The 2010s were an era of critique, of fast capital, snap judgements, and quick wealth. If we are to weather the change that is coming our way, the 2020s must be an era of building, of humility, of practicality, of social change through the relentless application of our species’ amazing capacity to solve problems when we need to. Future generations will measure us by the institutions we leave them. What will those institutions be?

The change we need won’t start with government. It won’t be foundation funded. It won’t happen on Twitter. You won’t vote it into office. You won’t nominate it to be the candidate of a major party. People you once considered to be political allies may not understand it; MSNBC and Fox News will not know how to talk about it; your friends may not get it.

The political realignment is producing strange bedfellows. Freelance software designers in San Francisco may realize they have more in common with factory workers in western Pennsylvania than they do with the men and women who run Apple, Facebook, or Amazon. Uber drivers in Queens may realize they’re not so different from freelance writers in Los Angeles. Farmers in the reddest heartland states may realize they share an economic model with some of the bluest grocery stores in Brooklyn.

The revolution, when it comes, will start where it always has: with people. Specifically, with groups of like-minded people, yoked together by shared geography, a shared community, a shared economic stake, or a shared belief who come together to try to solve an intractable problem that government or markets either can’t or won’t solve for them. Profound change will come when we individually stop waiting, and collectively start building.

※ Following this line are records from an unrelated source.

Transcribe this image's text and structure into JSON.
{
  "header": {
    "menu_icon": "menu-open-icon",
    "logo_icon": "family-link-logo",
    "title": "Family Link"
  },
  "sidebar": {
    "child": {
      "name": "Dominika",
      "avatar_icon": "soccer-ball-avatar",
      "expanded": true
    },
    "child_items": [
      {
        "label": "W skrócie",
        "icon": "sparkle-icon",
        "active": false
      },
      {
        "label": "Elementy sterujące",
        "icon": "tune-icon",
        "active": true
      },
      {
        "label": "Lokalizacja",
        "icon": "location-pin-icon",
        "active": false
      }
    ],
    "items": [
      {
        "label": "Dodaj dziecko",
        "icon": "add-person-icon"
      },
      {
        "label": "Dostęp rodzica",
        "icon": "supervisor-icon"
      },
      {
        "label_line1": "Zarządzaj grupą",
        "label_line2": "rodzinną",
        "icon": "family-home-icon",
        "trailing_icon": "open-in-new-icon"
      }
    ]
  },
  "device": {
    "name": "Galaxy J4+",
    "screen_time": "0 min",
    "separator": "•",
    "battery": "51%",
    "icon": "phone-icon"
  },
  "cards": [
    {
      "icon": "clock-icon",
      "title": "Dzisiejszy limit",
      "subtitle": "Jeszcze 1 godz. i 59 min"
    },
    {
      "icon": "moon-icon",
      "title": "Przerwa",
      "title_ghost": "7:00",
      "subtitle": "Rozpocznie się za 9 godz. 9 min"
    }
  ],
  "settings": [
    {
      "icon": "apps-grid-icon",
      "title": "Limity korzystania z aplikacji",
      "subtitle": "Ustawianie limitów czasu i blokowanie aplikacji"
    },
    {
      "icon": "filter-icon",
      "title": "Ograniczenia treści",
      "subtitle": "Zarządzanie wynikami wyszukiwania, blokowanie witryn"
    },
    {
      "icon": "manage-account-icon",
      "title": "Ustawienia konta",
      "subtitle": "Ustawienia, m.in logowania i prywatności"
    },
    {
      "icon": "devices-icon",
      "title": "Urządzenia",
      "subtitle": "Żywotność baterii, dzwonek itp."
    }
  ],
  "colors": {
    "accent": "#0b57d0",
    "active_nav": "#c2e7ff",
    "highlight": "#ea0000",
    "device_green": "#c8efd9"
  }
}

Read more stories by Sara Horowitz.Sara Horowitz (@Sara_Horowitz) is the founder of the Freelancers Union and the Freelancers Insurance Company. Formerly chair of the board of the Federal Reserve Bank of New York, Horowitz is a recipient of the MacArthur Fellowship and has been featured on NPR and in The New York TimesThe Wall Street Journal, and The Atlantic, among other publications.